God is reminding me today that Satan is a master at throwing up our past sins, to keep us chained to the past, ineffective in service to God when we let our past paralyze us. Guilt over a sin God has forgiven is a feeling that doesn’t come from God.

Our past has shaped us into the people we are today. Even our past sins have contributed to who we are, and can be instrumental in how we are used by God to reach others. But I believe God would have us consider our past forgiven, our lives redeemed by the blood of Jesus.

I believe God would have us repent, allow Him to forgive our sins, then have us move on from there to serve Him without guilt, without apology, without hesitation as people who can’t do enough for the One who has saved them.

Have you sinned? Ask God to forgive you. He will. Then move on and be the man or woman God can use to lead others to His saving grace.

 

 

August 28; Spiritually Speaking

Ezekiel 37-38

God is speaking to Gog, an enemy of Israel. He tells the chief prince of Meshech and Tubal that He is going to bless His children. The Jews will live in peace, have riches livestock and goods – and Gog won’t be able to handle it.

In fact, God who sees the future, sees Gog look at the blessings that are Israel’s and an evil thought will come to his mind. His jealousy will reveal itself in an attack on the Jews. God tells the enemy prince that will cost him his own life.

It’s true that when some people see others prosper, jealousy and anger rear their ugly heads. The blessed become a target, “If I can’t have those things, neither can they.”

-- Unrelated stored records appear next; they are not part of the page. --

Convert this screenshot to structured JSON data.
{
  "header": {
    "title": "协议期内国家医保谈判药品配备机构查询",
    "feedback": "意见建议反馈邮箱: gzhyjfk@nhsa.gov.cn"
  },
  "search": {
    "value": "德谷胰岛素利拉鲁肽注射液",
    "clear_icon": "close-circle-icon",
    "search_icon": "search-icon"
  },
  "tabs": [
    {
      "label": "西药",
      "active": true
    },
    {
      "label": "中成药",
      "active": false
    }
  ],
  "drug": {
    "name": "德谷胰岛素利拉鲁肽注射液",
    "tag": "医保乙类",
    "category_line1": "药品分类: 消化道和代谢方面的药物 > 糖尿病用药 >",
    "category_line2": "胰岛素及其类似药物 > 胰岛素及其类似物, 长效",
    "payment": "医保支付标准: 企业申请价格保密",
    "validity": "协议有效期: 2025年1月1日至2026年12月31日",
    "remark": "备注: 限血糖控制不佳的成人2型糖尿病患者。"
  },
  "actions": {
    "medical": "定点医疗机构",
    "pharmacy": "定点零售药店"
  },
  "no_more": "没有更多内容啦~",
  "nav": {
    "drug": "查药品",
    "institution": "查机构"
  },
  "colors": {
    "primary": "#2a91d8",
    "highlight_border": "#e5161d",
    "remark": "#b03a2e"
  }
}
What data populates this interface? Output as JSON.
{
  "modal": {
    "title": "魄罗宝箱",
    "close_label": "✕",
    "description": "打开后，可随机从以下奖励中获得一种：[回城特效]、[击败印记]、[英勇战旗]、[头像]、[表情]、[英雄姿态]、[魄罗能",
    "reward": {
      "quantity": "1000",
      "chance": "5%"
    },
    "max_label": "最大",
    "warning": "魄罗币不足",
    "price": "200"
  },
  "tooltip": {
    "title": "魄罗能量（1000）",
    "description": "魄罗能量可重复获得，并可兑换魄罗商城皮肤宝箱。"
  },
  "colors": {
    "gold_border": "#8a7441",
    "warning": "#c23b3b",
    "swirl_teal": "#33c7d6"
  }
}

Now as often happens, God diverts my attention from the material to the spiritual when I read His Word. Spiritually speaking, God blesses His obedient children with peace and joy the world cannot understand. Our genuine smiles are like salt in wounds to people who are holding onto their sin, and are under the convicting hand of God.

Their attempt to drag us down to their level might start out as name calling: “Goody Two-Shoes,” or “Holier Than Thou.” It might progress to slander when they call us bigots, racists, homophobes. It can escalate to lies, law suits, discrimination, even bodily harm because unhappy people resent happiness in others.

Jesus said we can expect to be hated because people hated Him, too. Hated. Not ignored or disliked. Hate is a powerful, active emotion that leads to trouble. Expect it.

But God also has laid on my heart this: if we are genuinely His, God will fight our battles for us and we will have the victory. He will never leave or forsake us, we will continue with His peace and joy and strength and love no matter what is thrown at us.

However, if we are hated because we are hypocritical, untouchable, unloving, then their hatred of us just might be the discipline God will use to get our attention and draw us back to Him.

Spiritually speaking, we are in a war zone. Spiritually speaking we are targets of the enemy. And spiritually speaking, we who know the Lord are on the winning side.